In a small corner of Greenwich, there is a little gem called The Fan Museum – and what a joy it was to visit. It is the only Museum in the UK which is devoted to the history of fans and the art of fan making.
It is housed in a restored pair of Georgian houses, constructed in 1721. The Fan Museum started life in 1986 and was set up by the Fan Museum Trust. It was based on the Heléne Alexander collection of 2,000 fans which she had started to build up in the 1970s. The Museum’s collection has been supplemented by gifts, acquisitions and bequests, so that there are now over 4,000 fans.
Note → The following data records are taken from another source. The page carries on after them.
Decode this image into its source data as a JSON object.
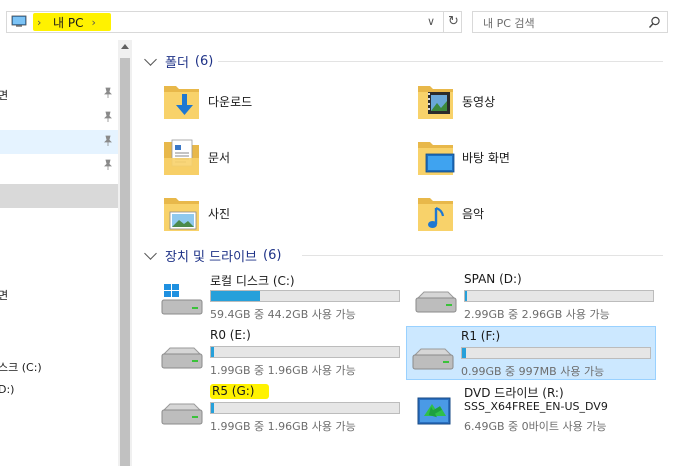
{
  "address": {
    "crumb": "내 PC",
    "search_placeholder": "내 PC 검색"
  },
  "nav": {
    "rows": [
      {
        "label": "면",
        "pinned": true
      },
      {
        "label": "",
        "pinned": true
      },
      {
        "label": "",
        "pinned": true
      },
      {
        "label": "",
        "pinned": true
      },
      {
        "label": "",
        "pinned": false
      },
      {
        "label": "",
        "pinned": false
      },
      {
        "label": "",
        "pinned": false
      },
      {
        "label": "",
        "pinned": false
      },
      {
        "label": "",
        "pinned": false
      },
      {
        "label": "면",
        "pinned": false
      },
      {
        "label": "",
        "pinned": false
      },
      {
        "label": "스크 (C:)",
        "pinned": false
      },
      {
        "label": "D:)",
        "pinned": false
      }
    ]
  },
  "folders_group": {
    "title": "폴더",
    "count": "(6)",
    "items": [
      {
        "name": "다운로드",
        "icon": "downloads-folder-icon"
      },
      {
        "name": "동영상",
        "icon": "videos-folder-icon"
      },
      {
        "name": "문서",
        "icon": "documents-folder-icon"
      },
      {
        "name": "바탕 화면",
        "icon": "desktop-folder-icon"
      },
      {
        "name": "사진",
        "icon": "pictures-folder-icon"
      },
      {
        "name": "음악",
        "icon": "music-folder-icon"
      }
    ]
  },
  "drives_group": {
    "title": "장치 및 드라이브",
    "count": "(6)",
    "items": [
      {
        "name": "로컬 디스크 (C:)",
        "info": "59.4GB 중 44.2GB 사용 가능",
        "used_fraction": 0.26,
        "icon": "windows-drive-icon"
      },
      {
        "name": "SPAN (D:)",
        "info": "2.99GB 중 2.96GB 사용 가능",
        "used_fraction": 0.01,
        "icon": "hard-drive-icon"
      },
      {
        "name": "R0 (E:)",
        "info": "1.99GB 중 1.96GB 사용 가능",
        "used_fraction": 0.015,
        "icon": "hard-drive-icon"
      },
      {
        "name": "R1 (F:)",
        "info": "0.99GB 중 997MB 사용 가능",
        "used_fraction": 0.02,
        "icon": "hard-drive-icon",
        "selected": true
      },
      {
        "name": "R5 (G:)",
        "info": "1.99GB 중 1.96GB 사용 가능",
        "used_fraction": 0.015,
        "icon": "hard-drive-icon",
        "highlighted": true
      },
      {
        "name": "DVD 드라이브 (R:)",
        "sub": "SSS_X64FREE_EN-US_DV9",
        "info": "6.49GB 중 0바이트 사용 가능",
        "icon": "dvd-drive-icon"
      }
    ]
  },
  "colors": {
    "accent_blue": "#26a0da",
    "group_title": "#1e3287",
    "selection_bg": "#cce8ff",
    "highlighter": "#fff200"
  }
}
We were greeted with a glass of Prosecco before going downstairs to the Orangery where our tutor, Caroline Allingham, was ready to teach us how to make a ‘Fontange’ fan. This fan has guard sticks which are shorter than the leaf and has a round appearance. Putting the fan sticks on the back of our piece of pleated paper proved quite an art in itself and I managed to excel myself by sticking together two sticks which I could not prise apart!
The permanent collection of fans is housed behind glass on the ground floor. The fans are exquisite and the workmanship, superb. Many of the fans had wonderfully designed patterns, edged with silver and gold wire and leaves often made of fine lace. We saw many ‘Brisé’ fans which are made only of sticks and held together at the top by cord or ribbon. The easiest material with which to work is ivory, whilst the most prized is tortoiseshell. I was delighted to see the ‘Horn’ fans (as PM Horner), but somewhat alarmed to find out that sometimes urine was used to make horn look like tortoiseshell!
We were very lucky to have the curator, Jacob Moss, talking to us on 12th June (on 5th June, we had the past curator, Mary Kitson). His knowledge of fans and their history, really made the collection come alive. The majority of fans were from 18th and 19th century Europe. At that time, fans were seen as accessories to beautiful clothes. Mrs Alexander (Director of the Fan Museum) took us around the current exhibition ‘All Creatures Great and Small’. She was a most inspiring guide. The fans there depicted everything from horses, dogs, cats and birds to insects and butterflies. Today, we would baulk at the idea of having a bird of paradise fan or a fan which had butterfly wings on it, but at the end of the 19th century and the beginning of the 20th century they were considered high fashion.
With our minds still full of the glorious fans that we had seen, we went back to the Orangery for a delicious tea.
By Eleanor Moss (Horners).